Chicago Tribune Hot Reads for the Summer
Doubleday Book Club Selection
"Enders is a short story writer whose foray into the novel format makes for a compelling read. Polly Birdswell has worked diligently to separate herself from her alcoholic family and haunting past. She gave up custody of her daughter, Monroe, and moved to coastal Maine in order to get her life together. But Polly's heart belongs to Bride Island, a family retreat off the Maine coast. Its landscape, despite containing only a raggedy old house, invigorates and calms Polly's soul. When her mother decides to sell Bride Island, Polly realizes she must take action and try to claim it. This battle makes Polly move toward regaining custody of Monroeand regaining trust in and acceptance of herself. From alcoholic families and divorced parenting, all the way to a harrowing family secret, this novel covers a plethora of domestic tribulations. Polly is a truly imperfect person who is trying her hardest to make her life mean something. It's a difficult road and a lovely read. For most fiction collections."

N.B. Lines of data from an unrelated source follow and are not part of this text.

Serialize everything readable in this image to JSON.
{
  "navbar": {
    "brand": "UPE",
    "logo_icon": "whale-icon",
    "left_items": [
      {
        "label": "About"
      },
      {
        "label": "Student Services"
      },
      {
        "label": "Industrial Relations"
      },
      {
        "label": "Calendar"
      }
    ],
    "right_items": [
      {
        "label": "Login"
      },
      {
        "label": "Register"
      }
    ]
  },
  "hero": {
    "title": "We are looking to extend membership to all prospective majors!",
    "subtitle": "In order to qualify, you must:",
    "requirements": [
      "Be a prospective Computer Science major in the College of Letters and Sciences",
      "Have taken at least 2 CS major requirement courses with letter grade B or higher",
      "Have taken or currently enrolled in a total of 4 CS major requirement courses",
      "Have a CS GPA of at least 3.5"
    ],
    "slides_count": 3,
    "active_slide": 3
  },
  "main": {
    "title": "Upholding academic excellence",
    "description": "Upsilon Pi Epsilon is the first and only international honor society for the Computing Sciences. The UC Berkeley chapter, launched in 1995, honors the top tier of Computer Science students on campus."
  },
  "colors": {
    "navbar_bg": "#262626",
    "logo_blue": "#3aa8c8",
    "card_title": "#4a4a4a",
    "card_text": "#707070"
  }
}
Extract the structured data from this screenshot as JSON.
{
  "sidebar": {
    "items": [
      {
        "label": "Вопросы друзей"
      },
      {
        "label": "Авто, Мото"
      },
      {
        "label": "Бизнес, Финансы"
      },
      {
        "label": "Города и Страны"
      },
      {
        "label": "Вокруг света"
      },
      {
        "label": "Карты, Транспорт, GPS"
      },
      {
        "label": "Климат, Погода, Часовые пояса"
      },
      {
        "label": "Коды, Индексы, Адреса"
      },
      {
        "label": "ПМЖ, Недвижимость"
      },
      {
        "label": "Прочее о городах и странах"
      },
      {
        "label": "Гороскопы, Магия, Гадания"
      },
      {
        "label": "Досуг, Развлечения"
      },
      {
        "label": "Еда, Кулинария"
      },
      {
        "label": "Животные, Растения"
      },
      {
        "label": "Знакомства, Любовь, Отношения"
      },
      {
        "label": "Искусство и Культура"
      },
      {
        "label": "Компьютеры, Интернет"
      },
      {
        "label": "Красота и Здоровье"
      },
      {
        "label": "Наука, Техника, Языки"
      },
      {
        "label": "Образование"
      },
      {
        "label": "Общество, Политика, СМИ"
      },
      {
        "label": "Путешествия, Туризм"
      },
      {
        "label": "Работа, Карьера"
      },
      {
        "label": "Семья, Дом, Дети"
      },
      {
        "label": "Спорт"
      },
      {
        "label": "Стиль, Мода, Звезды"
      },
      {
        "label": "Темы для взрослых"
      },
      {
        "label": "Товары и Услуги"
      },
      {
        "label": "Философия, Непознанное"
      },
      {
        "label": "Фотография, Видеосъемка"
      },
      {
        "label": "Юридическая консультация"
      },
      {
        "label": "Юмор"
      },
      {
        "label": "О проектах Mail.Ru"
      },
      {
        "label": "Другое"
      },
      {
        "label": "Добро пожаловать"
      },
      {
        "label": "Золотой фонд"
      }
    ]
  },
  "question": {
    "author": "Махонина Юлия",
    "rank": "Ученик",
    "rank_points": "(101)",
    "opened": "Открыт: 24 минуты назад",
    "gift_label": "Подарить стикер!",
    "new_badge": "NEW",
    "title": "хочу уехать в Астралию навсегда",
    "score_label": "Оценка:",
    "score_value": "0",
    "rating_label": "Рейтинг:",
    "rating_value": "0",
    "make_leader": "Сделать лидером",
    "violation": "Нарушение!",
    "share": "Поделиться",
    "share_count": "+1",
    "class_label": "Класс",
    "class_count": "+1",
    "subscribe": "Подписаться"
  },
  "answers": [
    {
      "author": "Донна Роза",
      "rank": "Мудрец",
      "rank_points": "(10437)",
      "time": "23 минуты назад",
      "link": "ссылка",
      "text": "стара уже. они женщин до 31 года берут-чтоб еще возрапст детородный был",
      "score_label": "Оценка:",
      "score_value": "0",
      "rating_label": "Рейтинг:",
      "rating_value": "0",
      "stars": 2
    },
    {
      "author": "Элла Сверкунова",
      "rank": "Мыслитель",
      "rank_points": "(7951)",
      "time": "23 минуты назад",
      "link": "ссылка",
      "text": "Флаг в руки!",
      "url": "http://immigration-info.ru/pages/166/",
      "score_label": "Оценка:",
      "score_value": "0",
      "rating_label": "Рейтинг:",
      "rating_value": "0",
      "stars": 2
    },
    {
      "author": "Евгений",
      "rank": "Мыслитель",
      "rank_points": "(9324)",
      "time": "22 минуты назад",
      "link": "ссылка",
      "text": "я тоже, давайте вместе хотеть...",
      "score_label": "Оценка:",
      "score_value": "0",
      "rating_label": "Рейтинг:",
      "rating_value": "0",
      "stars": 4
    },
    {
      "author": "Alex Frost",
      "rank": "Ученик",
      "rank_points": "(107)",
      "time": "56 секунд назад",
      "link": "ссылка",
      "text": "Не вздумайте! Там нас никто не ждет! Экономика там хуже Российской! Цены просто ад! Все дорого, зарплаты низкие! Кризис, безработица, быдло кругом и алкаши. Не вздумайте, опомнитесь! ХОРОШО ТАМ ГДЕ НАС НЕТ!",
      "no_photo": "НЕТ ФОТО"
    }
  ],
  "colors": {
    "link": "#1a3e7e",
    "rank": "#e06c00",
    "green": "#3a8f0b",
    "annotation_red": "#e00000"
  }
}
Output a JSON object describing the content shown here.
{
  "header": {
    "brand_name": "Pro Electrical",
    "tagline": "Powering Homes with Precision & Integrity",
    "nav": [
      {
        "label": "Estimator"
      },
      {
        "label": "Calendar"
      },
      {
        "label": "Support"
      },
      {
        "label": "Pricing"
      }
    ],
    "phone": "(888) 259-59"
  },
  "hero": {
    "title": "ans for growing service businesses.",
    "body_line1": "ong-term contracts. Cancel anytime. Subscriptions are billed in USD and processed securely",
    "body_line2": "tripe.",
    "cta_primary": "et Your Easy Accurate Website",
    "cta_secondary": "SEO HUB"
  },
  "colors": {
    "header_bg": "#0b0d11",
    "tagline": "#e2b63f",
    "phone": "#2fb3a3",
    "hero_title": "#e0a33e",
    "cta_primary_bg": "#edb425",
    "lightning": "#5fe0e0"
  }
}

Beth Gibbs, Library Journal
"In a "Note to Booksellers" in a review copy of Alexandra Enders' first novel, her editor states that "there is an evergreen audience for this type of paperback women's fiction." Plume, a member of Penguin Group, is counting on that audience's hunger for fiction dealing with family and home.
It would be a shame if potential readers were discouraged from reading Bride Island, however, if booksellers relegate it to the chick lit shelf and if publicists continue to include it in a category of novels whose characters are one-dimensional (and that dimension Twenty-first Century Saint), whose plots are predictable, and whose suspense never rises above When Will They Do It? Because Enders has written a book far more complicated than any label will describe.
For one thing, the narrator is no Goody Penny Loafers. Polly is a recovering alcoholic, ever tempted to drink; she relinquished custody of her only child, her daughter, Monroe, when she felt unable to care for her, and sees her only for a brief time in the summer.
Then there's Polly's family: her often drunk mother and stepfather; her charming wastrel brother, her sister and conniving brother-in-law. The fourth sibling, Colin, who drowned many years before when all the children were young, haunts Polly, Bride Island, and the entire novel.
Although Polly's history is revealed slowly, Enders gets the reader involved immediately in the tangled dynamics of Polly's family. These are not the Cleavers, and they don't always wish each other well. Conflicting desires for the fate of Bride Island, as well as conflicting versions of the past, pit parents and siblings against one another. Polly's path is strewn not only with problems of her own making, but also with pitfalls dug by those closest to her. The arguments that rage over the best use of the island, over possibilities for development of this pristine environment, should ring true to every Maine residentand especially those who live in areas threatened by rapid change. Enders constructs a taut plot, controlling her characters and conflicts nicely. She also makes good use of myth (the Demeter/Persephone myth is especially effective), legend, and the stories that Polly makes up for Monroe. One of them involves bravery, and we quickly see that Polly's own need for courage is a major theme in the novel, as she confronts her addiction, her history, her resentment and anger. The resolution, never entirely assured, has the satisfying ring of truth to it.
Polly's position at the end of the novel will resonate with many parents, both men and women, who have experienced divorce and problems arising out of child custody. To call it "women's fiction" is to deny the experience of one half of every divorced couple."
"Enders writes with such bone-deep honesty we know from the opening pages that it is winner take all."
Jacquelyn Mitchard, author of The Deep End of The Ocean
"Bride Island has a freshness and a quiet power that takes you unawares and won't let go. It is taut and moving, quirky, wise, often funny, and finally deeply surprising. Enders' instincts are sure and her powers of observation wickedly acute. In this brave and impressive debut novel, she takes some big risks and finesses all of them."
Beth Gutcheon, author of More Than You Know and Leeway Cottage
"Bride Island is a strong and beautiful book, full of the power and beauty of the Maine coast and the power and beauty of the family. Enders has a compelling voice, a meticulously observant eye and a deep understanding of the world of emotional engagement. This is an impressive debut."
Roxana Robinson, author of Sweetwater and This is My Daughter